Ideally, you want to give food that isn’t expensive to make, isn't too difficult to create, and freezes well; stews, bakes, soups and pasta sauces are perfect.

Weird pregnancy products

Some pregnancy products come to market and are just awesome. Others just leave you scratching your head.

Carers admit to force-feeding children

Two children who were given to the wrong families at birth will soon learn if they will be returned to their biological parents.

 

How many weeks til Christmas?

On your To-Do list

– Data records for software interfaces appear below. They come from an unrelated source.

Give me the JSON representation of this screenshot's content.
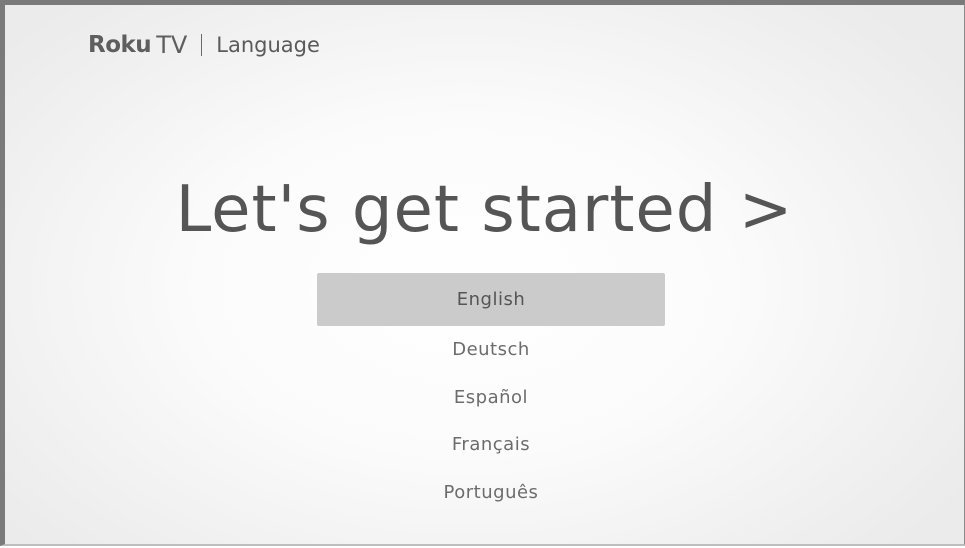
{
  "header": {
    "brand": "Roku",
    "brand_suffix": "TV",
    "section": "Language"
  },
  "main": {
    "headline": "Let's get started >"
  },
  "languages": {
    "selected_index": 0,
    "items": [
      {
        "label": "English"
      },
      {
        "label": "Deutsch"
      },
      {
        "label": "Español"
      },
      {
        "label": "Français"
      },
      {
        "label": "Português"
      }
    ]
  }
}
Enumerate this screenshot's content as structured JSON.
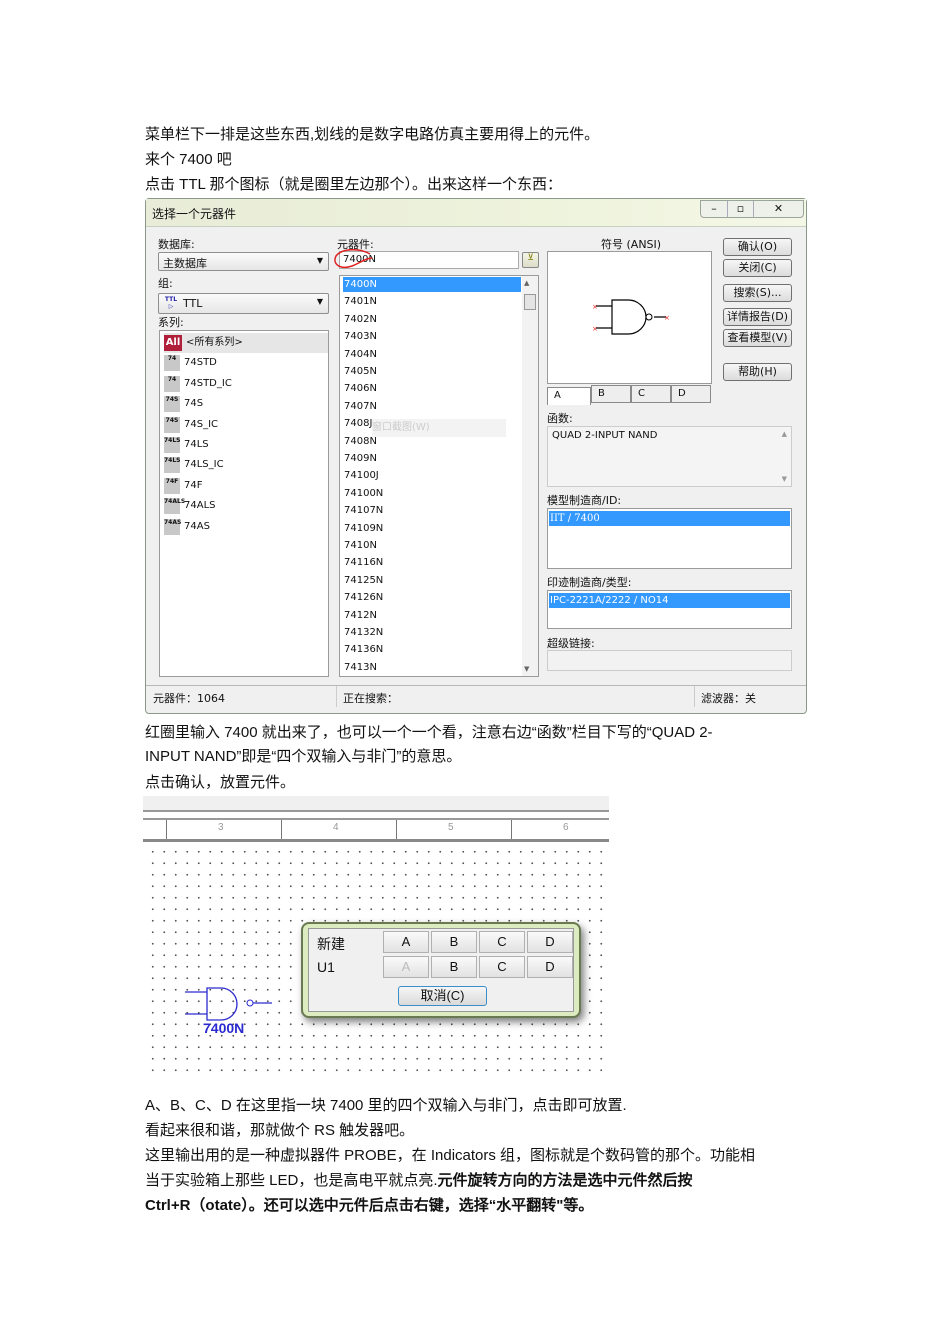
{
  "text": {
    "l1": "菜单栏下一排是这些东西,划线的是数字电路仿真主要用得上的元件。",
    "l2": "来个 7400 吧",
    "l3": "点击 TTL 那个图标（就是圈里左边那个）。出来这样一个东西：",
    "l4": "红圈里输入 7400 就出来了，也可以一个一个看，注意右边“函数”栏目下写的“QUAD 2-",
    "l5": "INPUT NAND”即是“四个双输入与非门”的意思。",
    "l6": "点击确认，放置元件。",
    "l7": "A、B、C、D 在这里指一块 7400 里的四个双输入与非门，点击即可放置.",
    "l8": "看起来很和谐，那就做个 RS 触发器吧。",
    "l9": "这里输出用的是一种虚拟器件 PROBE，在 Indicators 组，图标就是个数码管的那个。功能相",
    "l10a": "当于实验箱上那些 LED，也是高电平就点亮.",
    "l10b": "元件旋转方向的方法是选中元件然后按",
    "l11": "Ctrl+R（otate）。还可以选中元件后点击右键，选择“水平翻转\"等。"
  },
  "dialog": {
    "title": "选择一个元器件",
    "database_label": "数据库:",
    "database_value": "主数据库",
    "group_label": "组:",
    "group_value": "TTL",
    "group_icon_text": "TTL",
    "series_label": "系列:",
    "series": [
      {
        "icon": "All",
        "label": "<所有系列>"
      },
      {
        "icon": "74",
        "label": "74STD"
      },
      {
        "icon": "74",
        "label": "74STD_IC"
      },
      {
        "icon": "74S",
        "label": "74S"
      },
      {
        "icon": "74S",
        "label": "74S_IC"
      },
      {
        "icon": "74LS",
        "label": "74LS"
      },
      {
        "icon": "74LS",
        "label": "74LS_IC"
      },
      {
        "icon": "74F",
        "label": "74F"
      },
      {
        "icon": "74ALS",
        "label": "74ALS"
      },
      {
        "icon": "74AS",
        "label": "74AS"
      }
    ],
    "component_label": "元器件:",
    "component_input": "7400N",
    "components": [
      "7400N",
      "7401N",
      "7402N",
      "7403N",
      "7404N",
      "7405N",
      "7406N",
      "7407N",
      "7408J",
      "7408N",
      "7409N",
      "74100J",
      "74100N",
      "74107N",
      "74109N",
      "7410N",
      "74116N",
      "74125N",
      "74126N",
      "7412N",
      "74132N",
      "74136N",
      "7413N"
    ],
    "tooltip": "窗口截图(W)",
    "symbol_label": "符号 (ANSI)",
    "tabs": [
      "A",
      "B",
      "C",
      "D"
    ],
    "buttons": {
      "ok": "确认(O)",
      "close": "关闭(C)",
      "search": "搜索(S)...",
      "detail": "详情报告(D)",
      "model": "查看模型(V)",
      "help": "帮助(H)"
    },
    "function_label": "函数:",
    "function_value": "QUAD 2-INPUT NAND",
    "model_label": "模型制造商/ID:",
    "model_value": "IIT / 7400",
    "footprint_label": "印迹制造商/类型:",
    "footprint_value": "IPC-2221A/2222 / NO14",
    "hyperlink_label": "超级链接:",
    "status": {
      "count": "元器件：1064",
      "searching": "正在搜索：",
      "filter": "滤波器：关"
    }
  },
  "canvas": {
    "ruler": [
      "3",
      "4",
      "5",
      "6"
    ],
    "popup": {
      "row1_label": "新建",
      "row2_label": "U1",
      "cols": [
        "A",
        "B",
        "C",
        "D"
      ],
      "cancel": "取消(C)"
    },
    "part_label": "7400N"
  },
  "colors": {
    "selection": "#3399ff",
    "part": "#2a2ad0",
    "annotation": "#e02020"
  }
}
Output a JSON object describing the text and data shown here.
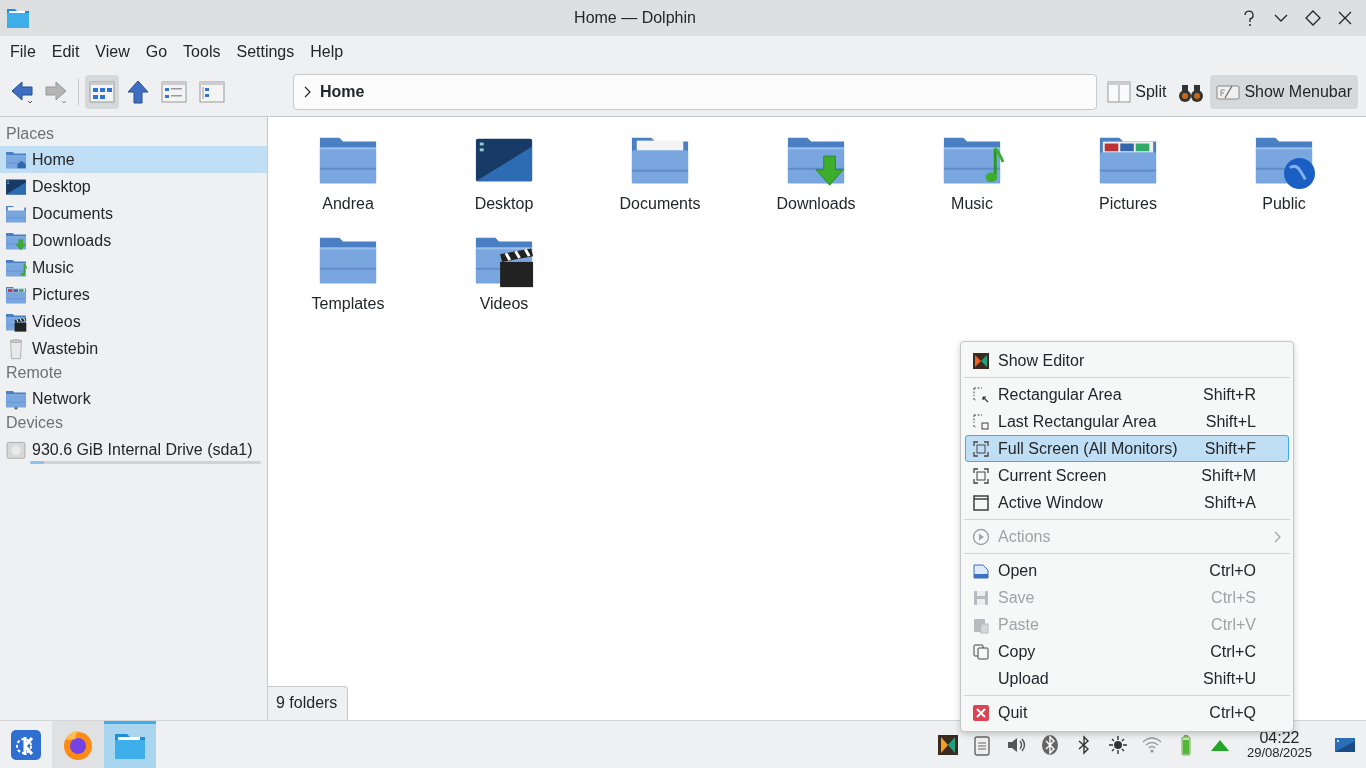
{
  "window": {
    "title": "Home — Dolphin"
  },
  "menubar": [
    {
      "label": "File"
    },
    {
      "label": "Edit"
    },
    {
      "label": "View"
    },
    {
      "label": "Go"
    },
    {
      "label": "Tools"
    },
    {
      "label": "Settings"
    },
    {
      "label": "Help"
    }
  ],
  "toolbar": {
    "view_modes": [
      {
        "kind": "icons",
        "selected": true
      },
      {
        "kind": "details",
        "selected": false
      },
      {
        "kind": "compact",
        "selected": false
      }
    ],
    "breadcrumb": [
      {
        "label": "Home"
      }
    ],
    "split": {
      "label": "Split"
    },
    "show_menubar": {
      "label": "Show Menubar",
      "checked": true
    }
  },
  "places": [
    {
      "heading": "Places",
      "items": [
        {
          "label": "Home",
          "kind": "home",
          "selected": true
        },
        {
          "label": "Desktop",
          "kind": "desktop",
          "selected": false
        },
        {
          "label": "Documents",
          "kind": "documents",
          "selected": false
        },
        {
          "label": "Downloads",
          "kind": "downloads",
          "selected": false
        },
        {
          "label": "Music",
          "kind": "music",
          "selected": false
        },
        {
          "label": "Pictures",
          "kind": "pictures",
          "selected": false
        },
        {
          "label": "Videos",
          "kind": "videos",
          "selected": false
        },
        {
          "label": "Wastebin",
          "kind": "bin",
          "selected": false
        }
      ]
    },
    {
      "heading": "Remote",
      "items": [
        {
          "label": "Network",
          "kind": "network",
          "selected": false
        }
      ]
    },
    {
      "heading": "Devices",
      "items": [
        {
          "label": "930.6 GiB Internal Drive (sda1)",
          "kind": "drive",
          "selected": false,
          "level": 0.06
        }
      ]
    }
  ],
  "files": [
    {
      "name": "Andrea",
      "kind": "folder"
    },
    {
      "name": "Desktop",
      "kind": "desktop"
    },
    {
      "name": "Documents",
      "kind": "documents"
    },
    {
      "name": "Downloads",
      "kind": "downloads"
    },
    {
      "name": "Music",
      "kind": "music"
    },
    {
      "name": "Pictures",
      "kind": "pictures"
    },
    {
      "name": "Public",
      "kind": "public"
    },
    {
      "name": "Templates",
      "kind": "folder"
    },
    {
      "name": "Videos",
      "kind": "videos"
    }
  ],
  "status_bar": {
    "text": "9 folders"
  },
  "menu": {
    "groups": [
      {
        "items": [
          {
            "label": "Show Editor",
            "kind": "editor",
            "disabled": false,
            "selected": false,
            "submenu": false
          }
        ]
      },
      {
        "items": [
          {
            "label": "Rectangular Area",
            "shortcut": "Shift+R",
            "kind": "region",
            "disabled": false,
            "selected": false,
            "submenu": false
          },
          {
            "label": "Last Rectangular Area",
            "shortcut": "Shift+L",
            "kind": "last-region",
            "disabled": false,
            "selected": false,
            "submenu": false
          },
          {
            "label": "Full Screen (All Monitors)",
            "shortcut": "Shift+F",
            "kind": "fullscreen",
            "disabled": false,
            "selected": true,
            "submenu": false
          },
          {
            "label": "Current Screen",
            "shortcut": "Shift+M",
            "kind": "fullscreen",
            "disabled": false,
            "selected": false,
            "submenu": false
          },
          {
            "label": "Active Window",
            "shortcut": "Shift+A",
            "kind": "window",
            "disabled": false,
            "selected": false,
            "submenu": false
          }
        ]
      },
      {
        "items": [
          {
            "label": "Actions",
            "kind": "play",
            "disabled": true,
            "selected": false,
            "submenu": true
          }
        ]
      },
      {
        "items": [
          {
            "label": "Open",
            "shortcut": "Ctrl+O",
            "kind": "open",
            "disabled": false,
            "selected": false,
            "submenu": false
          },
          {
            "label": "Save",
            "shortcut": "Ctrl+S",
            "kind": "save",
            "disabled": true,
            "selected": false,
            "submenu": false
          },
          {
            "label": "Paste",
            "shortcut": "Ctrl+V",
            "kind": "paste",
            "disabled": true,
            "selected": false,
            "submenu": false
          },
          {
            "label": "Copy",
            "shortcut": "Ctrl+C",
            "kind": "copy",
            "disabled": false,
            "selected": false,
            "submenu": false
          },
          {
            "label": "Upload",
            "shortcut": "Shift+U",
            "kind": "none",
            "disabled": false,
            "selected": false,
            "submenu": false
          }
        ]
      },
      {
        "items": [
          {
            "label": "Quit",
            "shortcut": "Ctrl+Q",
            "kind": "quit",
            "disabled": false,
            "selected": false,
            "submenu": false
          }
        ]
      }
    ]
  },
  "taskbar": {
    "apps": [
      {
        "kind": "launcher",
        "selected": false
      },
      {
        "kind": "browser",
        "selected": false
      },
      {
        "kind": "files",
        "selected": true
      }
    ],
    "clock": {
      "time": "04:22",
      "date": "29/08/2025"
    }
  }
}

Get the "Santa" shopping done without the kids in tow.

 
Advertisement
 
 
Essential Baby and Essential Kids is the place to find parenting information and parenting support relating to conception, pregnancy, birth, babies, toddlers, kids, maternity, family budgeting, family travel, nutrition and wellbeing, family entertainment, kids entertainment, tips for the family home, child-friendly recipes and parenting. Try our pregnancy due date calculator to determine your due date, or our ovulation calculator to predict ovulation and your fertile period. Our pregnancy week by week guide shows your baby's stages of development. Access our very active mum's discussion groups in the Essential Baby forums or the Essential Kids forums to talk to mums about conception, pregnancy, birth, babies, toddlers, kids and parenting lifestyle. Essential Baby also offers a baby names database of more than 22,000 baby names, popular baby names, boys' names, girls' names and baby names advice in our baby names forum. Essential Kids features a range of free printable worksheets for kids from preschool years through to primary school years. For the latest baby clothes, maternity clothes, maternity accessories, toddler products, kids toys and kids clothing, breastfeeding and other parenting resources, check out Essential Baby and Essential Kids.